- Outside money flowing into our state is beyond comprehension. In fact, David Koch is now giving public interviews, stating “we’ve given a lot of money to Wisconsin, and we are going to give a lot more.” It is indisputable that the national GOP political players and supporters have a HUGE interest in the outcome of Wisconsin politics. We are the front line in this national fight for livable wages, transparency, and democracy.
- On the ground news: most workplaces that have lost rights for workers under Walker’s “Budget Repair Bill” are reporting the same thing – increased intimidation and fear at work. Some workers endure quietly in fear, others flatter supervisors. Some bullies among workers and supervisors have stepped into the open. Workers who speak up for their profession are at risk of unjust firing, as “non-team players,” with their recent loss of power. They are also at risk of alienating themselves from fellow workers, who now do not wish to suffer by association with an “agitator”. However, I would say that many workers are just indifferent or apathetic…their lives have gone on “normally”. These workers don’t wish to speak about, or think about, the changes. Some are new workers, who do not understand the full implications. They adapt. And I’m so proud to report that some places of work are voluntarily operating under old rules by including workers in changes and continuing to give them power and voice.
- The day after the signatures against Walker were submitted, some infighting began within the progressive movement, as certain groups immediately endorsed their preferred candidates. But Walker and camp gives enough drama to keep the movement, more or less, cohesive. It is nothing akin to the GOP national party, tearing each other apart. Rather, if feels more like a family squabble from my vantage point. If I were more strongly linked to the political pulse, rather than the grassroots one, I may feel differently about this tiff. I happen to find it exciting to have so many incredible candidates to choose from. To date, a pair of Kathleen’s have declared their candidacy – Vinehout and Falk. Milwaukee Mayor Tom Barrett (who ran against Walker in 2010) and Secretary of State Doug LaFollette have also announced their intentions. There will be a primary on May 8. Three people are campaigning for Lt. Governor. Mahlon Mitchell, the leader of the WI Fire Fighter’s union, has campaign ads and is giving speeches when he’s not leading the bagpipers around the Capitol.

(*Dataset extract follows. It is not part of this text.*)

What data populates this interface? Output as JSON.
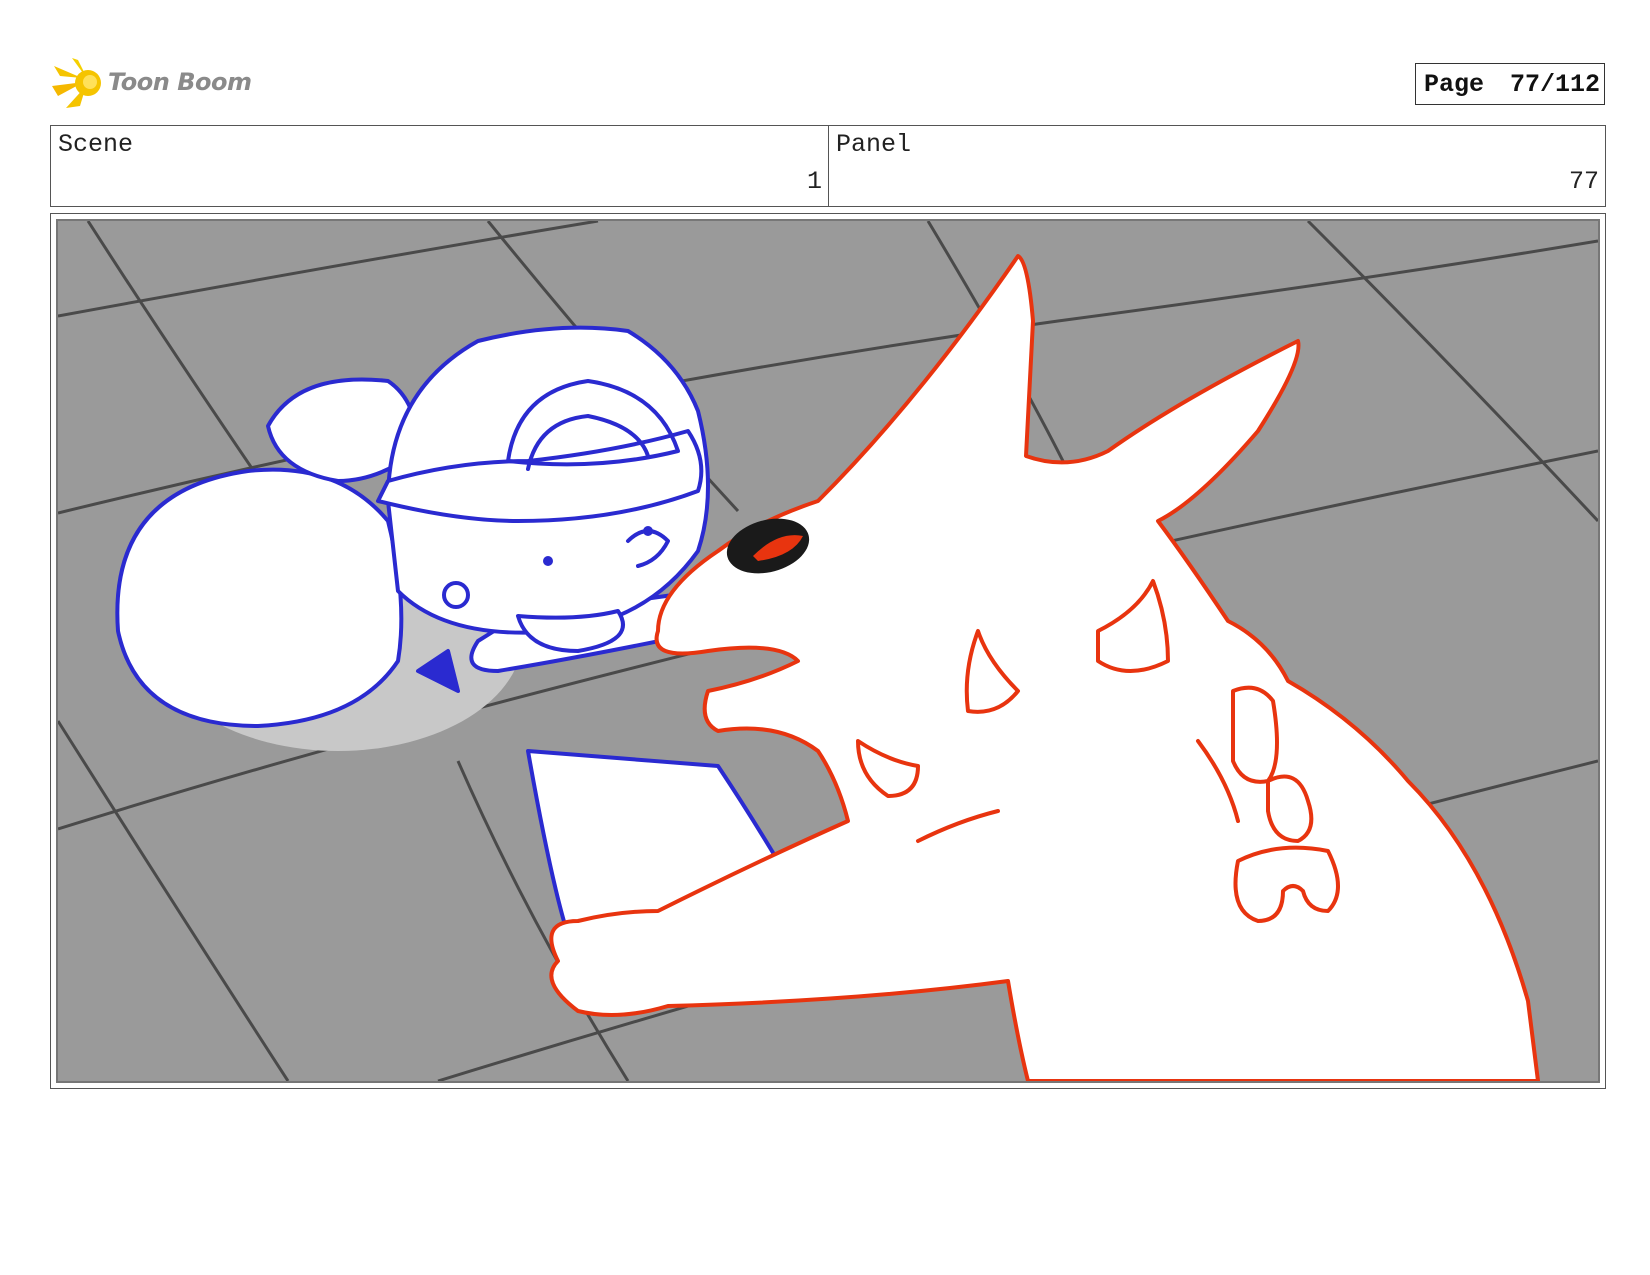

- I have to believe that everyone will calm down and get fully behind someone when all of the candidates have had a chance to throw their ideas and records into the ring. However, the pressure that we “all get behind one candidate” is palpable. Certain camps are convinced that the movement is doomed to fail without the right candidate, and each camp has their own favored person. Many grassroots people want a chance to hear from all the candidates before deciding. And, of course, rumors of a “false candidate” run by the GOP is a real concern. This would effectively mean that Republicans can flood the open primary in Wisconsin and all vote for their candidate, leaving the Dems to split their votes among many. So, we will all be pressured to go along with a party favorite rather than voting for whom we feel best represents us, which is counter-intuitive to the entire movement. My newness to the political scene prevents me from guessing how the primary will play out. The general election will be easier because nearly anyone who is anti-Walker will vote for anyone besides him.
Right now, it feels like a tug-of-war between the seasoned political professionals, who hold the invaluable knowledge that comes from experience, and the grassroots newbies, who are driven with the passion that comes from an urgent sence of self-determination. Wisconsin’s future must have a place for both camps at the table and a place for all of those in between. If we believe in the progressive spirit of change, where the actively involved people can shape the future, then we’ll find a way to honor both views.
Then, hope is on the horizon for us all.